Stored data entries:
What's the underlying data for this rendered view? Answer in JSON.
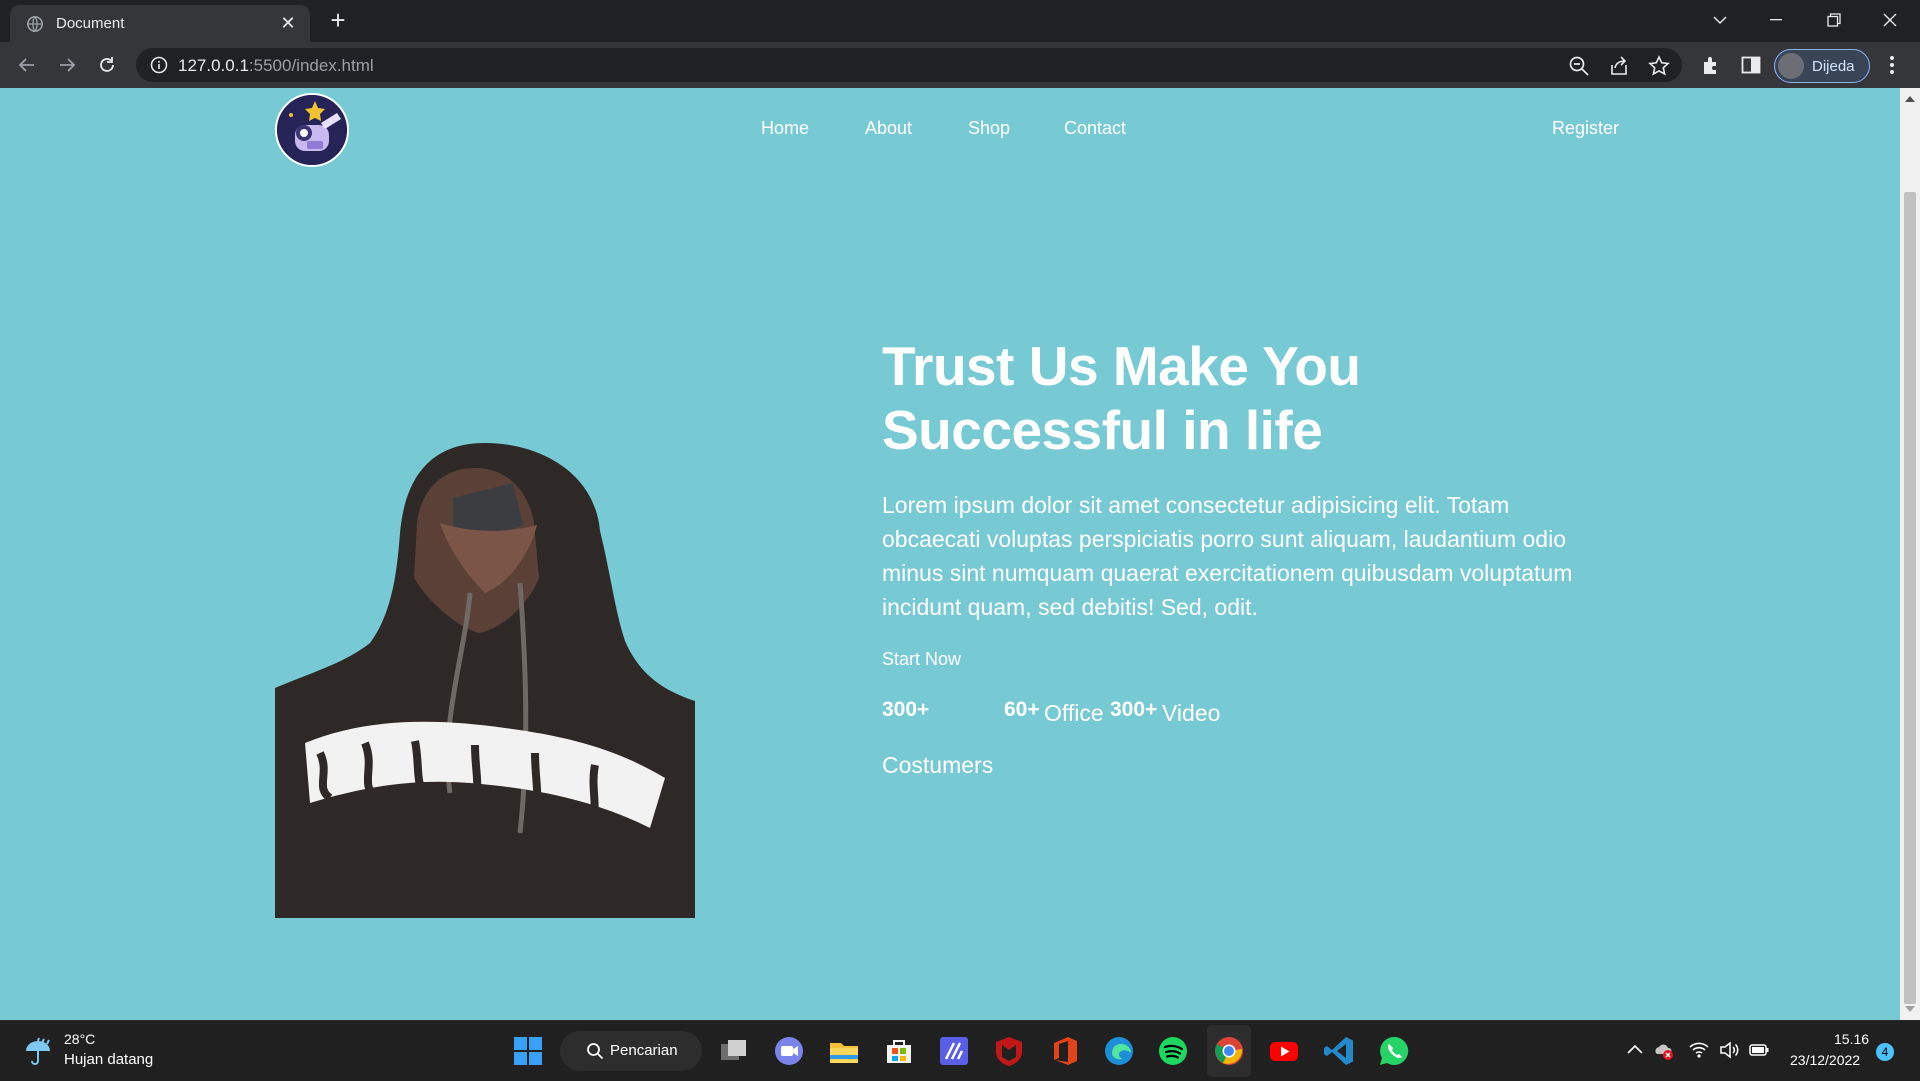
{
  "browser": {
    "tab_title": "Document",
    "url_host": "127.0.0.1",
    "url_rest": ":5500/index.html",
    "profile_name": "Dijeda"
  },
  "site": {
    "nav": [
      "Home",
      "About",
      "Shop",
      "Contact"
    ],
    "register_label": "Register",
    "hero_title_line1": "Trust Us Make You",
    "hero_title_line2": "Successful in life",
    "hero_text": "Lorem ipsum dolor sit amet consectetur adipisicing elit. Totam obcaecati voluptas perspiciatis porro sunt aliquam, laudantium odio minus sint numquam quaerat exercitationem quibusdam voluptatum incidunt quam, sed debitis! Sed, odit.",
    "start_label": "Start Now",
    "stats": [
      {
        "value": "300+",
        "label": "Costumers"
      },
      {
        "value": "60+",
        "label": "Office"
      },
      {
        "value": "300+",
        "label": "Video"
      }
    ],
    "accent_color": "#77c9d4"
  },
  "taskbar": {
    "temperature": "28°C",
    "weather": "Hujan datang",
    "search_label": "Pencarian",
    "time": "15.16",
    "date": "23/12/2022",
    "notification_count": "4"
  }
}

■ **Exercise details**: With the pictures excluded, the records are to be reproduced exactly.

■ **Response to the task**:
What's the underlying data for this rendered view? Answer in JSON.
{
  "browser": {
    "tab_title": "Document",
    "url_host": "127.0.0.1",
    "url_rest": ":5500/index.html",
    "profile_name": "Dijeda"
  },
  "site": {
    "nav": [
      "Home",
      "About",
      "Shop",
      "Contact"
    ],
    "register_label": "Register",
    "hero_title_line1": "Trust Us Make You",
    "hero_title_line2": "Successful in life",
    "hero_text": "Lorem ipsum dolor sit amet consectetur adipisicing elit. Totam obcaecati voluptas perspiciatis porro sunt aliquam, laudantium odio minus sint numquam quaerat exercitationem quibusdam voluptatum incidunt quam, sed debitis! Sed, odit.",
    "start_label": "Start Now",
    "stats": [
      {
        "value": "300+",
        "label": "Costumers"
      },
      {
        "value": "60+",
        "label": "Office"
      },
      {
        "value": "300+",
        "label": "Video"
      }
    ],
    "accent_color": "#77c9d4"
  },
  "taskbar": {
    "temperature": "28°C",
    "weather": "Hujan datang",
    "search_label": "Pencarian",
    "time": "15.16",
    "date": "23/12/2022",
    "notification_count": "4"
  }
}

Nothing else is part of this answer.